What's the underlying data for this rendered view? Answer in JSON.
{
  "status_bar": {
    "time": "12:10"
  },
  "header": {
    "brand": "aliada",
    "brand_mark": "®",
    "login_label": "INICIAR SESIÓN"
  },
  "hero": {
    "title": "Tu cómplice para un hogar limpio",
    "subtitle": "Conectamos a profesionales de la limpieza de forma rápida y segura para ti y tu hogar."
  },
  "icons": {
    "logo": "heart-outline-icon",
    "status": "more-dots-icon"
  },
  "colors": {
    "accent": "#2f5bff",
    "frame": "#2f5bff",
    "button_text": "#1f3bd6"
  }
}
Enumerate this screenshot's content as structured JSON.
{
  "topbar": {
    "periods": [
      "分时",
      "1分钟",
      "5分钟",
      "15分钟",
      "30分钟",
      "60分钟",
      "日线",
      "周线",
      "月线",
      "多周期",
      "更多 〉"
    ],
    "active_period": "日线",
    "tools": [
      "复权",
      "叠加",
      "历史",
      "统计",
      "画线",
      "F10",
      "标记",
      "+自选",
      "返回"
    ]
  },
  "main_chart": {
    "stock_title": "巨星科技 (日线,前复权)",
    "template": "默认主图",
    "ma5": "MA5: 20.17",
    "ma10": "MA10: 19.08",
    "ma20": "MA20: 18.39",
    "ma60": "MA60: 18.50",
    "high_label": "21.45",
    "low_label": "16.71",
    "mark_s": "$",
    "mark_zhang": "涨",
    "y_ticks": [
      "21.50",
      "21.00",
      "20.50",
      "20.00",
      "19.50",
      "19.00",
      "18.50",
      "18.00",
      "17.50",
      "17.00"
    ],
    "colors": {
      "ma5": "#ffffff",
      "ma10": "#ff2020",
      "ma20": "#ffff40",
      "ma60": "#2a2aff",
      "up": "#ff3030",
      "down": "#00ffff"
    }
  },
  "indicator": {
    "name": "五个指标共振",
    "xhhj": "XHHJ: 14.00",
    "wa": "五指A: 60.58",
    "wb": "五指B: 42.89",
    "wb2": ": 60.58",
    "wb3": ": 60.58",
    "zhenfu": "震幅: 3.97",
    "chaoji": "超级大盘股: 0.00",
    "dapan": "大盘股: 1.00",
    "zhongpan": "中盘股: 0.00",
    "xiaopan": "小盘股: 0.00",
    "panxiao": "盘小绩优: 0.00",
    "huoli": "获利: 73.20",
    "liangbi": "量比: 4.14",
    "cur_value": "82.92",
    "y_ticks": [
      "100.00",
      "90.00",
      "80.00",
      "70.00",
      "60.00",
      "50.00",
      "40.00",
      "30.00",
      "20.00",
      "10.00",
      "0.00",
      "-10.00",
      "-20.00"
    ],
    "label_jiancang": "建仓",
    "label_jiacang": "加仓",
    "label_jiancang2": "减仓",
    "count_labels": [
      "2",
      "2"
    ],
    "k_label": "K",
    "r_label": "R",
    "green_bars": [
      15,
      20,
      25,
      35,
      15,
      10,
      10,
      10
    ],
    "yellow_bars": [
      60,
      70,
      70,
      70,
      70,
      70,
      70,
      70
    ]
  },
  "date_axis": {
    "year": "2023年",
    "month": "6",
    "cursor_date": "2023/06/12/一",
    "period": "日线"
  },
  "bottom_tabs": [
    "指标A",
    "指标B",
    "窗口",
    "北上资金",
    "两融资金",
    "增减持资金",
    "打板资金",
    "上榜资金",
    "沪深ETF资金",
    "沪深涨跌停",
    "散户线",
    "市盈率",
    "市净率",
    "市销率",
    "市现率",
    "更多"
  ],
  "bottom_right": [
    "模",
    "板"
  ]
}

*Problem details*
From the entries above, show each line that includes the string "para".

*Exercise result*
    "title": "Tu cómplice para un hogar limpio",
    "subtitle": "Conectamos a profesionales de la limpieza de forma rápida y segura para ti y tu hogar."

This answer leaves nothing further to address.